Serving-Men is a member of the lower class in the feudal society depicted in Henry VI, Part 1. As his name suggests, he is responsible for serving the higher-ranking characters in the play, such as Lord Talbot and the Duke of Bedford. Serving-Men's primary duty is to attend to the needs and desires of his masters, whether it be bringing them food and drink or assisting them in any way possible. While he may not possess the power or influence of the nobility, Serving-Men provides a realistic portrayal of the common people who served and supported the ruling class during this time period.

The Role of Serving-Men

Within the play, Serving-Men serves as a representative of the lower classes, acting as a voice for the common people in a world dominated by the aristocracy. By including this character, Shakespeare provides a more well-rounded depiction of society, highlighting the interdependence between the nobility and the working class. Serving-Men also serves as a source of comic relief, injecting humor into the often tense and dramatic scenes. His witty remarks and banter with other characters bring a light-heartedness to the play, offering a brief respite from the political turmoil and military conflicts that shape the plot.

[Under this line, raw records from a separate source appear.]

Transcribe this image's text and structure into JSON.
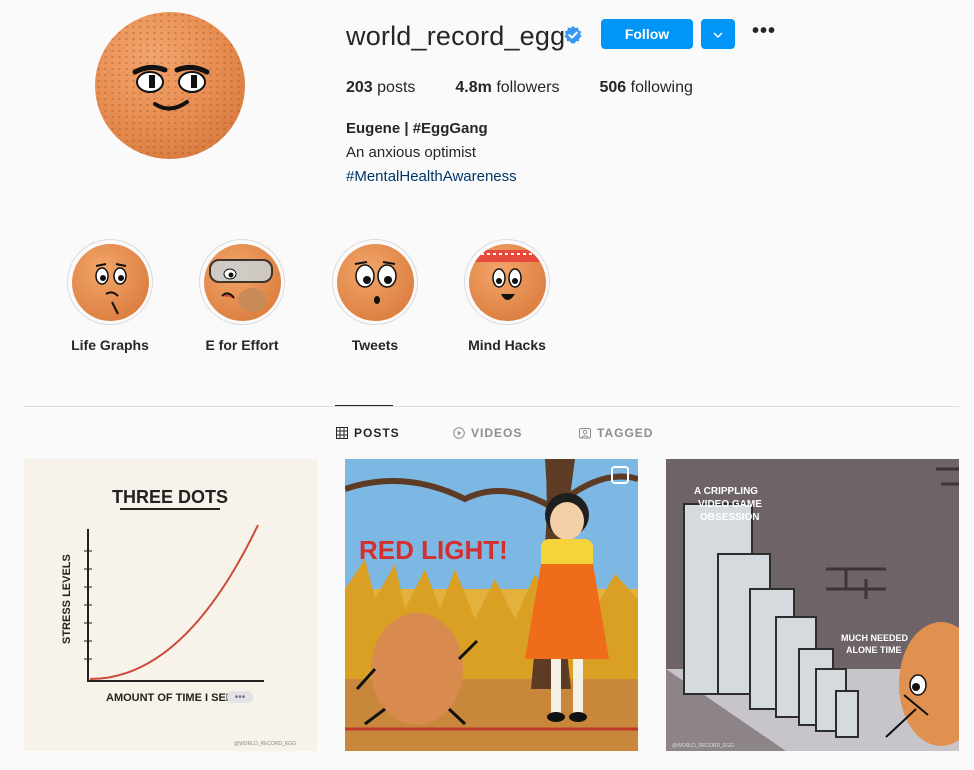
{
  "profile": {
    "username": "world_record_egg",
    "follow_label": "Follow",
    "stats": [
      {
        "value": "203",
        "label": "posts"
      },
      {
        "value": "4.8m",
        "label": "followers"
      },
      {
        "value": "506",
        "label": "following"
      }
    ],
    "bio_name": "Eugene | #EggGang",
    "bio_text": "An anxious optimist",
    "bio_tag": "#MentalHealthAwareness"
  },
  "highlights": [
    {
      "label": "Life Graphs"
    },
    {
      "label": "E for Effort"
    },
    {
      "label": "Tweets"
    },
    {
      "label": "Mind Hacks"
    }
  ],
  "tabs": [
    {
      "label": "POSTS",
      "icon": "grid-icon",
      "active": true
    },
    {
      "label": "VIDEOS",
      "icon": "play-icon",
      "active": false
    },
    {
      "label": "TAGGED",
      "icon": "tag-icon",
      "active": false
    }
  ],
  "posts": [
    {
      "title": "THREE DOTS",
      "y_label": "STRESS LEVELS",
      "x_label": "AMOUNT OF TIME I SEE",
      "watermark": "@WORLD_RECORD_EGG"
    },
    {
      "title": "RED LIGHT!"
    },
    {
      "caption_top_lines": [
        "A CRIPPLING",
        "VIDEO GAME",
        "OBSESSION"
      ],
      "caption_side_lines": [
        "MUCH NEEDED",
        "ALONE TIME"
      ],
      "watermark": "@WORLD_RECORD_EGG"
    }
  ],
  "colors": {
    "accent": "#0095f6",
    "link": "#00376b",
    "border": "#dbdbdb"
  }
}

Although Serving-Men may not have a substantial impact on the overall narrative, his presence adds depth and realism to the play. By including characters from all walks of life, Shakespeare crafts a more nuanced and relatable story, allowing audiences to glimpse into the lives of both the powerful and the ordinary. Serving-Men's character reminds us of the importance of acknowledging and valuing the contributions of those who may not hold positions of authority but are essential to the functioning of society.